The Canadian Anti-Fraud Centre (CAFC) issued an alert this month that romance scams were the second-highest source of fraud-related financial loss in 2021 and is urging people to be vigilant with online relationships.

Investment scams were the number one source of the most dollar loss related to fraud last year, according to the agency.

The CAFC said “the CAFC is also seeing an increase in the number of cryptocurrency investment scams linked to romance scams. These occur when the person you are in a virtual relationship with tries to get you to invest in cryptocurrency and will end up stealing your money or personal information.”

One Montrealer said this is what happened to him last year when he said he lost nearly $400,000 in what he believed was a romance cryptocurrency scam after striking up a relationship on Facebook Dating with a woman from China.

The man told CTV News in an interview last year: “it’s a big thorn in my side and there are nights that I don’t sleep. And I’ve had to see a psychologist.”

The CAFC said it received 1,928 reports of romance scams totalling nearly $65 million in losses in 2021, compared to 1,546 reports and $28,989,750 in losses in 2020.
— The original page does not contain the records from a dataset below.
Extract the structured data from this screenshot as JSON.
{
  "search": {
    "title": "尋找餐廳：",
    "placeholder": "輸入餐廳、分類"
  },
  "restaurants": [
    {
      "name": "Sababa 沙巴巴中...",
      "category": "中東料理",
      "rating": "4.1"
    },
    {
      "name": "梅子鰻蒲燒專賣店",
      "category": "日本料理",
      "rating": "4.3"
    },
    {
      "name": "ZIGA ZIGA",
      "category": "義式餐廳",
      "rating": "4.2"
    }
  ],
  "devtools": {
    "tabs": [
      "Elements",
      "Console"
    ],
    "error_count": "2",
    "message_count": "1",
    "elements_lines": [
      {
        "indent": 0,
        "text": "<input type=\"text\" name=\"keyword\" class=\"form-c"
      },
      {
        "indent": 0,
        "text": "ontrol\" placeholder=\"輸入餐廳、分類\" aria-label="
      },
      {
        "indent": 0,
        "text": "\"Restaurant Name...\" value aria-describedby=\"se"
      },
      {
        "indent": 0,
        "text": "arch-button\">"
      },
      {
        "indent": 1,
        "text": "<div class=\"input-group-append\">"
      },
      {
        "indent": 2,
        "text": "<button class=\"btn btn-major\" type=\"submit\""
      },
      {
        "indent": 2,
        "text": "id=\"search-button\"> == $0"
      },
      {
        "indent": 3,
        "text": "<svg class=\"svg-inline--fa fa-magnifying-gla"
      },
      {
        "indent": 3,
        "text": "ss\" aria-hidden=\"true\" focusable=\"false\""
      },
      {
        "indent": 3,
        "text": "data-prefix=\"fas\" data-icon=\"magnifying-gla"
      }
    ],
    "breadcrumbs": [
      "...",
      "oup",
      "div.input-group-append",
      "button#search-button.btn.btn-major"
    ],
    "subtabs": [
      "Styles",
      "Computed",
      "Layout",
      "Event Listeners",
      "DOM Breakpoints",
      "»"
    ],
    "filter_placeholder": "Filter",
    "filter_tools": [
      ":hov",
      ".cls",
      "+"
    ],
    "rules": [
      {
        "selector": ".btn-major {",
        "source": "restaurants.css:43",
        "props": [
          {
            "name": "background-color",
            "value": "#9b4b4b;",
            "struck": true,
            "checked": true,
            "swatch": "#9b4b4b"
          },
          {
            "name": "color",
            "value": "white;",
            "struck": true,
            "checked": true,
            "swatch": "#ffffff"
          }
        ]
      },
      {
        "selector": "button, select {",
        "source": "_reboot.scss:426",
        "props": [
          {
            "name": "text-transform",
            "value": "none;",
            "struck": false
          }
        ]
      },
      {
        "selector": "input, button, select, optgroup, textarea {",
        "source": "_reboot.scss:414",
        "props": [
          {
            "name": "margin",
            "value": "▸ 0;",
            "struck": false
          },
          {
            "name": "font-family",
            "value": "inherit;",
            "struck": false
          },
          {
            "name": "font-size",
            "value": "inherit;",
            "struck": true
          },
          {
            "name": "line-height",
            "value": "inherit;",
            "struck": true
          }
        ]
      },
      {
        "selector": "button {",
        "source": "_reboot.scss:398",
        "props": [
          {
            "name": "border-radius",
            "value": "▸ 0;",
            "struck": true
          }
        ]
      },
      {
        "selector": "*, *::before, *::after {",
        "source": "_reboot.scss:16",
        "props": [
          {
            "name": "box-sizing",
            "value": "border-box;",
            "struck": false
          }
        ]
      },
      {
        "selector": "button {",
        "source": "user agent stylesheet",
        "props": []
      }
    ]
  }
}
Canada’s anti-fraud centre, which is jointly managed by the Royal Canadian Mounted Police, the Competition Bureau Canada, and the Ontario Provincial Police, said Valentine’s Day is “also an opportunity for fraudsters to target Canadians looking for a relationship.”

“Moving closer to Valentine’s Day, the CAFC is cautioning Canadians to be aware of scams and fraud. Romance scams are becoming more popular, with scammers using isolation from the COVID-19 pandemic to their advantage. In romance scams, a scammer convinces a victim to enter a virtual, online relationship. As trust and affection develop, the scammer then uses emotional leverage to request money or cryptocurrency, gifts, investments, or may send money to the victim to build further trust or engage the victim as a money mule. Looking for love online can be more expensive than you think!”

Several Canadians have become victim to this type of scam, including Marilyne, a 75-year-old woman from Saint-Hyacinthe in the Montérégie region. She told Noovo Info that she lost nearly $550,000 to a man she met online who said he was in love with her. (Marilyne is a pseudonym in order to protect her privacy)

Her son noticed something was wrong when he noticed large amounts being withdrawn from her bank account, to which she responded she said she wanted to help a friend on a trip overseas.

She went to convenience stores multiple times to make payments to the man via Neosurf, an online payment method that is popular in Europe.

She kept receipts of the transfers under the false hope that he would pay her back as he said he would.

When reached by Noovo Info, the man, whom police believe is in Côte d’Ivoire, refused to answer questions about his relationship with Marilyne and where he is currently living.

The anti-fraud centre listed ways to protect themselves from scams.

  • “when someone you haven’t met in person professes their love to you
  •  if the person wants to quickly move to a private or different mode of communication (email, text, Whatsapp, Google Hangouts etc.)
  •  if they always have an excuse not to meet in person
  •  if you receive poorly/oddly written messages, sometimes even addressing you by the wrong name
  •  if the individual claims to live close to you but is working overseas
  •  if they act distressed or angry to guilt you into sending money
  •  if the individual discourages you from discussing them or their situation with your friends and family (attempting to isolate you from those who may be suspicious of the relationship)”

If you believe you are victim to a scam, please contact Canadian Anti-Fraud Centre or by telephone at 1-888-495-8501.

This article was originally sourced by